@Stéphane, file:// is for reading local files and is from the perspective of the browser. It won't transfer files between the server and the client. If you write the file into the HTTP path, then you can use http(s)://, but that may not be safe depending on data security. The safest way I know to transfer binary data from the server to the client is through an iScript with %Response.WriteBinary. The problem with this approach is that selecting binary from the database into a variable of type "Any" is the only way I know to get binary data into a variable.

Unknown said...

Jim, In fact I tryed an IScript with this:

Local File &F1;
Local string &base64string;

&F1 = GetFile(&filename, "R", %FilePath_Absolute);
If &F1.IsOpen Then
&base64string = &F1.GetBase64StringFromBinary();


but it does not work as the downloaded filesize is 80k instead of 100k ...

Any idea ? I can't file solution in your books :)

Unknown said...

regarding the file:// topic, the idea was to use it with the ViewAttachement function, but I can't make it work on UNIX.


Jim Marion said...

@Stéphane, your %Response.Write would write the base64 content. You want the binary content. I was referring to this blog post. Notice that I select from a database table, not read from a file.

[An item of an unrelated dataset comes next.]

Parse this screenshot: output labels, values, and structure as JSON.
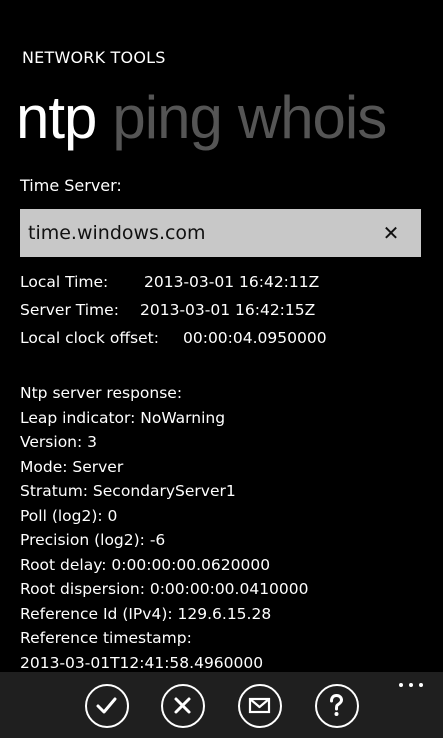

That is because there is no way to get binary content from a file into a variable (there might be, I just haven't found it).

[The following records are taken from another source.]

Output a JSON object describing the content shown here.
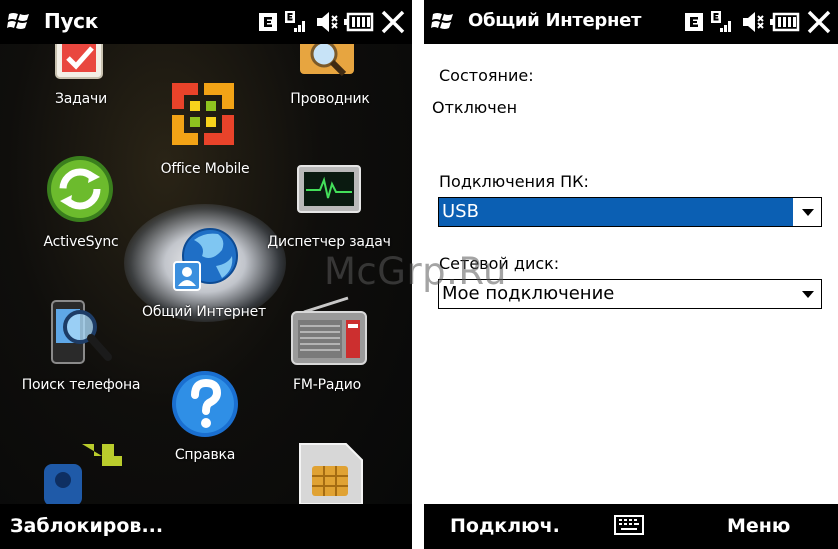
{
  "left": {
    "title": "Пуск",
    "softkey_left": "Заблокиров...",
    "items": [
      {
        "label": "Задачи",
        "icon": "tasks-icon"
      },
      {
        "label": "Office Mobile",
        "icon": "office-icon"
      },
      {
        "label": "Проводник",
        "icon": "explorer-icon"
      },
      {
        "label": "ActiveSync",
        "icon": "activesync-icon"
      },
      {
        "label": "Диспетчер задач",
        "icon": "task-manager-icon"
      },
      {
        "label": "Общий Интернет",
        "icon": "internet-sharing-icon"
      },
      {
        "label": "Поиск телефона",
        "icon": "phone-search-icon"
      },
      {
        "label": "FM-Радио",
        "icon": "fm-radio-icon"
      },
      {
        "label": "Справка",
        "icon": "help-icon"
      }
    ]
  },
  "right": {
    "title": "Общий Интернет",
    "status_label": "Состояние:",
    "status_value": "Отключен",
    "pc_connection_label": "Подключения ПК:",
    "pc_connection_value": "USB",
    "network_label": "Сетевой диск:",
    "network_value": "Мое подключение",
    "softkey_left": "Подключ.",
    "softkey_right": "Меню"
  },
  "watermark": "McGrp.Ru",
  "colors": {
    "selection": "#0b5fb3",
    "bar": "#000000"
  }
}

Unknown said...

Hi Jim,
Thanks for your very valuable help.
I fact I was using a record to store a temp file doing:
But it does not work may be due to the lantency with the browser as it gets deleted before it's opened in the browser ... any clue ?

So finaly I tryed your proposal
and I'm doing:
Then Call an Iscript where I use your method:
and finally DeleteAttachement in the IScript

So for now I'm happy that it works, but I wonder why it does not work with the full Attachement API.

best regards,


Asaikarthik said...

Hi Jim,
We wanted to access the SharePoint Portal from PeopleSoft

MS Blog said...
This comment has been removed by the author.
Jim Marion said...

@Mohd, there are a good 1/2 dozen ways to base64 encode data using PeopleTools. This blog post contains links to those other methods. For zip files, a couple of years ago I wrote the post Manipulating Zip Files with PeopleCode. If you are using PeopleTools 8.53, zip files are even easier with the Java ZipFileSystem, but the older method still works.

prasad.poojari said...

Hi Jim,

Hope you're doing great.

I am using ftp to store file attachments on server, however now I need to store Image to Ftp server. I receive this image in binary format from 3rd party java application. Is there a way through which I can convert this binary image data stored in database to a file on some temporary location on the server. This file in temporary location then can be used to attachment functionality which is already existing.

Thanks in advance.

Jim Marion said...

@prasad.poojari, there are a couple of ways. You can use tables as targets for the File Attachment API. If your images are in a record that fits the format, you can use GetAttachment. If not, then you may need to use database support for exporting files (PL/SQL, etc).

Unknown said...

Hi Jim,

I'm working on consuming a webserive where the attachments in 3rd party system are sent in base 64 format in the response message. I receive a successful base 64 response when I make a call to the API from tools like Postman or RESTClient but I'm receiving an empty response when tried from Peoplesoft. Can you please help?